So the last time I posted anything was right before I went to Model UN. The experience was…interesting to say the least. We all left the college and drove to Galesburg (which had a great coffee place if anyone’s interested). But you don’t really care about Galesburg do you? Probably not (no offense to anyone from Galesburg and/or the Galesburg area). Over the three days we were down, I realized the different stages of the conference:
- Day One: The Introduction

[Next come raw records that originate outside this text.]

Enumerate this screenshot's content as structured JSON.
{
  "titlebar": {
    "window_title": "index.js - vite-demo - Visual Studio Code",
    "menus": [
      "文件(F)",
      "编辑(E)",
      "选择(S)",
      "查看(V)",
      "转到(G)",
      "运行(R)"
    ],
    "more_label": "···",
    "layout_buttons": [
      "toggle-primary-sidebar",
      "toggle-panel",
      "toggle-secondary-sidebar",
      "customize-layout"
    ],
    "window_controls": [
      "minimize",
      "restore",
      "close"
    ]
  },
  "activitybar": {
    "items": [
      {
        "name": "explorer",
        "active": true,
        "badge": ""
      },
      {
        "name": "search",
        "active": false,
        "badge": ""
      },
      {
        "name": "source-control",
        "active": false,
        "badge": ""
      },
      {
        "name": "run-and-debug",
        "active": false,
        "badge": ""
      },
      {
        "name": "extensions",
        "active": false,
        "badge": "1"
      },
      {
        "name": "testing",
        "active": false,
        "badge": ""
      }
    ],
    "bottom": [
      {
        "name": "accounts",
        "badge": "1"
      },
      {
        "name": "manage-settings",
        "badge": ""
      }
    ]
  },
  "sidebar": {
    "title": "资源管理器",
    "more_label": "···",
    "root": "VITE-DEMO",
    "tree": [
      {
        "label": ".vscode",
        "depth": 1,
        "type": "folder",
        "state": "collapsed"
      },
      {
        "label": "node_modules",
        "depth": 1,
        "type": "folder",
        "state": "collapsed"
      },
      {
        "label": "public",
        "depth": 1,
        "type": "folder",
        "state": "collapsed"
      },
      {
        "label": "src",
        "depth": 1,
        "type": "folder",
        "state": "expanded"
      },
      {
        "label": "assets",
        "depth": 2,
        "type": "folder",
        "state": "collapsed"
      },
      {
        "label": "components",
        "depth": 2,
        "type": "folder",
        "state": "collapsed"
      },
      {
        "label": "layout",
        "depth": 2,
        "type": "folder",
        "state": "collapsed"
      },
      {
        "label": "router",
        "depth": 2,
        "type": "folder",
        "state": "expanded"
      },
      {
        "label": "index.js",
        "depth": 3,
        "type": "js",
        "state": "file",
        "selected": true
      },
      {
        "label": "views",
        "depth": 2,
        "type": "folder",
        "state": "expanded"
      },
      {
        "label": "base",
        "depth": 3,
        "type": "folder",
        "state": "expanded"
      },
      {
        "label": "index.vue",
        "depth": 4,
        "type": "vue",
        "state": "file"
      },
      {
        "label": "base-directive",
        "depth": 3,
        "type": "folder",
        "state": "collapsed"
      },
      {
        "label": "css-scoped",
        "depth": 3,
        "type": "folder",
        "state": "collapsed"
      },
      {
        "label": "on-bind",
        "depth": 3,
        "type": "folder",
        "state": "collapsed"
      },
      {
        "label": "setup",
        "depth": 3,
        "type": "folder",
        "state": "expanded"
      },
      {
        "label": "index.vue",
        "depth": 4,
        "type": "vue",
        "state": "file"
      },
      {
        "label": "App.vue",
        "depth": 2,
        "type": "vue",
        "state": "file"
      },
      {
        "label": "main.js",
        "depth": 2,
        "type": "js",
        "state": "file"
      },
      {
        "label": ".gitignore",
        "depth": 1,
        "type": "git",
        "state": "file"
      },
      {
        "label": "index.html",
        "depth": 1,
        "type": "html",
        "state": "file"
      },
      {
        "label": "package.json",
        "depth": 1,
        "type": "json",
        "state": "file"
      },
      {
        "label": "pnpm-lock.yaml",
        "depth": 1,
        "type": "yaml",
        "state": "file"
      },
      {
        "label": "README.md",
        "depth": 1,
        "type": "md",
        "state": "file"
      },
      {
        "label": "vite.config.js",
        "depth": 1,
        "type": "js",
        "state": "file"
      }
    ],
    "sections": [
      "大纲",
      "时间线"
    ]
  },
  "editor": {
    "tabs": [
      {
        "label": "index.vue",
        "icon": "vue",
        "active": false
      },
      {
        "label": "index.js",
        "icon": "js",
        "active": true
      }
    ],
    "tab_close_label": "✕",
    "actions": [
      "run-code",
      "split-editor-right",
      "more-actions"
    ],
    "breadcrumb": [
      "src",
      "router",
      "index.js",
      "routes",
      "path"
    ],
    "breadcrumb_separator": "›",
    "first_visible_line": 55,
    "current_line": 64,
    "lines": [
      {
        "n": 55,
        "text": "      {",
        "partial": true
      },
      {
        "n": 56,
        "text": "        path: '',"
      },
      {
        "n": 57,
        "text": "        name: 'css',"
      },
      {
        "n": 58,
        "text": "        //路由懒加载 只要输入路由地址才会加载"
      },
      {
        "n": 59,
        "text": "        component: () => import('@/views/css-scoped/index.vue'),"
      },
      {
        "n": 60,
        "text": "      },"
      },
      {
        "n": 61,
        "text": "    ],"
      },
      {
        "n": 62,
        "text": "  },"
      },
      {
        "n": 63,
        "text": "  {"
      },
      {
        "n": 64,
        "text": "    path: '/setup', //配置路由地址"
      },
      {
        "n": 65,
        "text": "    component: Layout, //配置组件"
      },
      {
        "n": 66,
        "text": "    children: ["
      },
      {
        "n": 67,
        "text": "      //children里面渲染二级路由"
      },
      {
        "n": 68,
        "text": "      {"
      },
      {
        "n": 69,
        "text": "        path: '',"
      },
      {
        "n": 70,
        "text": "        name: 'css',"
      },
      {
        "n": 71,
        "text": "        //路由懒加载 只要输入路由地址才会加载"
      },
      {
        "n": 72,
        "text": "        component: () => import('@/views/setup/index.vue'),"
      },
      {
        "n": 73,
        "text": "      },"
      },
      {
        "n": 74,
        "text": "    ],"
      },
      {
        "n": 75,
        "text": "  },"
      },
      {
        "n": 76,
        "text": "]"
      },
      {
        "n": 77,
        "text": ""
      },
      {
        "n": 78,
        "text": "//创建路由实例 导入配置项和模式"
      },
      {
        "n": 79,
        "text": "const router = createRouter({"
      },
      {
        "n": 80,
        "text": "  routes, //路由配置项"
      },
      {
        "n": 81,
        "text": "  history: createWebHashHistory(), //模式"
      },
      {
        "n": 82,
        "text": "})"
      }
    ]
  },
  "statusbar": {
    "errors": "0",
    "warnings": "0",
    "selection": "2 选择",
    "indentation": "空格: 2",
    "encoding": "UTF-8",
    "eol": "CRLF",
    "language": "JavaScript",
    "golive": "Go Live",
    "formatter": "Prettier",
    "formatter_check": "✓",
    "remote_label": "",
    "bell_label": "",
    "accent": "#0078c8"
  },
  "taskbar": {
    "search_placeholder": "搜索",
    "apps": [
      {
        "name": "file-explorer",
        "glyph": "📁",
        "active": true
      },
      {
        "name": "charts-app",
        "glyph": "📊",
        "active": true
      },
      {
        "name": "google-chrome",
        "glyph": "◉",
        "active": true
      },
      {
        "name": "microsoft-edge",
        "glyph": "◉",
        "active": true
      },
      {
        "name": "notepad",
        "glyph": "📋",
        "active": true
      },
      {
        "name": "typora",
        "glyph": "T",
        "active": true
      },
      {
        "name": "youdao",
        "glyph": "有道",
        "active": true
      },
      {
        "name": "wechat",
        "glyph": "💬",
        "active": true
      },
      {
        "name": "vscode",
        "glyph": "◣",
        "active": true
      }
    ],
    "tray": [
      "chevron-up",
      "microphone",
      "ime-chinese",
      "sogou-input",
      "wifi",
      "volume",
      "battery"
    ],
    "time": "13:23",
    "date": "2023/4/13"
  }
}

For a newcomer like myself, the first day followed what I expected it to. Everyone was very nice and was trying to give a brief synopsis of what legislation they wanted to pass. From what I was told, I had an easier committee compared to other because our topic was “fighting corruption”. Most nations, from what I’ve been told, don’t enjoy corruption, so everyone could agree on that. What everyone didn’t agree on, was the method. But for our nation Uruguay, who isn’t leading the world in anti-corruption legislation, we basically remained supportive of certain ideas but weren’t required to be directly involved.
- Day Two: The Lobbying
This is when the divisions started. After about an hour it clear who was leading the group and who were left at the wayside. Funny thing was, for a report that was directed at aiding Africa, the original draft had no African supporters and later on was rewritten by African nations to suit their needs, which I admire. Out of all the people from that day, the delegate from the Islamic Republic of Iran was the most fun. First of all, he repeated “The Islamic Republic of Iran” 90% of the time he spoke and never slipped up, which is an accomplishment. Second, he has very passionate about his role and remained in character, trying to shoot down an amendment proposed by the United States and tried stalling anyway he could. The best way to put it: he was that guy you love to hate.
- Day Three: The Breakdown
This was the most infuriating part of the entire session. Overall, I enjoy the conference and the people were generally nice. But on this day, it was ridiculous. Normally, a session was suspended for 10-30 minutes so that delegates could discuss an rewrite. understandable. Yes it’s perfectly understandable, comprehensible, not a bit reprehensible. But when a session is suspended for an hour and a half (90 minutes), leaving us with thirty minutes of a session left, we might have crossed a line somewhere. Let me tell you these 90 minutes were not wasted. The nations of Uruguay, Norway, Saudi Arabia, Democratic Republic of the Congo, and the United Kingdom all bolstered their relationship with a lovely game of Spoons, we used the pens that were generously given to us by the Sheraton Hotel. After the suspension was finished we decided to use the last thirty minutes wisely: by debating on who was going to present the report. From my observation, there was about 6 people who worked the closest on the report and in my opinion, should be people speaking. But when there is an opportunity for 10 people to present, well… you get the picture.
I don’t know what to make of this. One one hand, this was a great opportunity to understanding how a legislative body operates while meeting interesting people. Before I forget, for those of you who come from out of state and are from warm climates like Arizona or Texas, there is one rule you should know before going to Chicago: ALWAYS BRING A JACKET! If you forget your jacket when going down to the Windy City in winter, you’re going to have a bad time. But I digress. On the other hand, when you return to college you are mentally, physically, and emotionally exhausted, not to mention the work you have to make up. Next year, we represent Germany, so things definitely could go better in terms of political presence, but the jury’s still out. I’m a bit unsure if I want to take part in this again but I really want to give it one more chance before I make up my mind. Give me a year and I’ll figure it out.
Posted on December 1st, 2013 by Gage Meyers
Filed under: Gage Meyers